- [What is required]:
Count up the lines below that include the string "items" and report the number by itself.

[Dataset rows describing interfaces]
▼
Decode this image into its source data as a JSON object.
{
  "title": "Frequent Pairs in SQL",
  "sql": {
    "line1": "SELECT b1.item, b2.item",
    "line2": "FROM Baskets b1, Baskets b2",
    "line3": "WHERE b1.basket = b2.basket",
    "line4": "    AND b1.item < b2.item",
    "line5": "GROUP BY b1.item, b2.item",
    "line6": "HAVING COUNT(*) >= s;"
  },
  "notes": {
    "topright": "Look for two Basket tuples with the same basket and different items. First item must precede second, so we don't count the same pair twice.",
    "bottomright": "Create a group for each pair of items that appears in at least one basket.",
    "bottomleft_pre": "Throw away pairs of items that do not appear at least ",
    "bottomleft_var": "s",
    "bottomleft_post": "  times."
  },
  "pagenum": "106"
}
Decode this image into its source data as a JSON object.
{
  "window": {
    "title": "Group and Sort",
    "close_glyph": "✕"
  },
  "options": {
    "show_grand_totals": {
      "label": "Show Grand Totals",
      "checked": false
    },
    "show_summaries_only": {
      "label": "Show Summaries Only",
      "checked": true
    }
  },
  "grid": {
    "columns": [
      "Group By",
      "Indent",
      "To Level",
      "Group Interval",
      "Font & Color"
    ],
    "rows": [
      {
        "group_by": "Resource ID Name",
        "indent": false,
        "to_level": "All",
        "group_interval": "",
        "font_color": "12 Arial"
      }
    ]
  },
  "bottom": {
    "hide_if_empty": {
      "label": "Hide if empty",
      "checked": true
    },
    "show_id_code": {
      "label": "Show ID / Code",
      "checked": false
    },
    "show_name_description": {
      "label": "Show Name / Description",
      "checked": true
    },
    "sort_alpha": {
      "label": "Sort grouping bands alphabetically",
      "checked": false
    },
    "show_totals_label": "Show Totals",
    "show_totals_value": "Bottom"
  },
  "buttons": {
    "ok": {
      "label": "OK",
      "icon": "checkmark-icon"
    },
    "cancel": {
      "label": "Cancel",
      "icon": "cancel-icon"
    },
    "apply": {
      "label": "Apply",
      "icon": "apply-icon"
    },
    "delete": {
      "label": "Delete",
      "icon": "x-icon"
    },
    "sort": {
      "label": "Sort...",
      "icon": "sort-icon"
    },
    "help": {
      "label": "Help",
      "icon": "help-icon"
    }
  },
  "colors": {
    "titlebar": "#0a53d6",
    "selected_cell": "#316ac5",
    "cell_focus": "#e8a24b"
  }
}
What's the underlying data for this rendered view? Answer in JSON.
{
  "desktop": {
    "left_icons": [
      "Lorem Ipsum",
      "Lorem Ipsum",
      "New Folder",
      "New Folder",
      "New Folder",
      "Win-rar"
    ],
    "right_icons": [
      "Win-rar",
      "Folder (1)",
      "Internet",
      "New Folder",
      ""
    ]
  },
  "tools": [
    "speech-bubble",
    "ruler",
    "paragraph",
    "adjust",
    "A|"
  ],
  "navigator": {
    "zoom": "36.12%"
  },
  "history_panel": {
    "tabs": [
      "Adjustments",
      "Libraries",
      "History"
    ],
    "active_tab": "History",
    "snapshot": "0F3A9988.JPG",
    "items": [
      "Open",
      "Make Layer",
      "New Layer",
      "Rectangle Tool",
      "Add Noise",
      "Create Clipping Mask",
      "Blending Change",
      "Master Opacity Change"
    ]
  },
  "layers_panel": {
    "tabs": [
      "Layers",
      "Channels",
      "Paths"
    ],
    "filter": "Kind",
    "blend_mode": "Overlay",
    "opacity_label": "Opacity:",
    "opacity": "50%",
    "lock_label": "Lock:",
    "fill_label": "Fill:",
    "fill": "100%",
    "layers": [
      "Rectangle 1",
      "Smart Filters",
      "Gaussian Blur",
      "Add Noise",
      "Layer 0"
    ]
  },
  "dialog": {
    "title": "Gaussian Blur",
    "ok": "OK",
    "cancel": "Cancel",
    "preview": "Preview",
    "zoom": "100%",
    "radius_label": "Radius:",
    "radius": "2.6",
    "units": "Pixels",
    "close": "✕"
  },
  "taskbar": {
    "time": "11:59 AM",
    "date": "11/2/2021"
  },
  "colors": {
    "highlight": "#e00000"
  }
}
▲
- [Exercise solution]:
4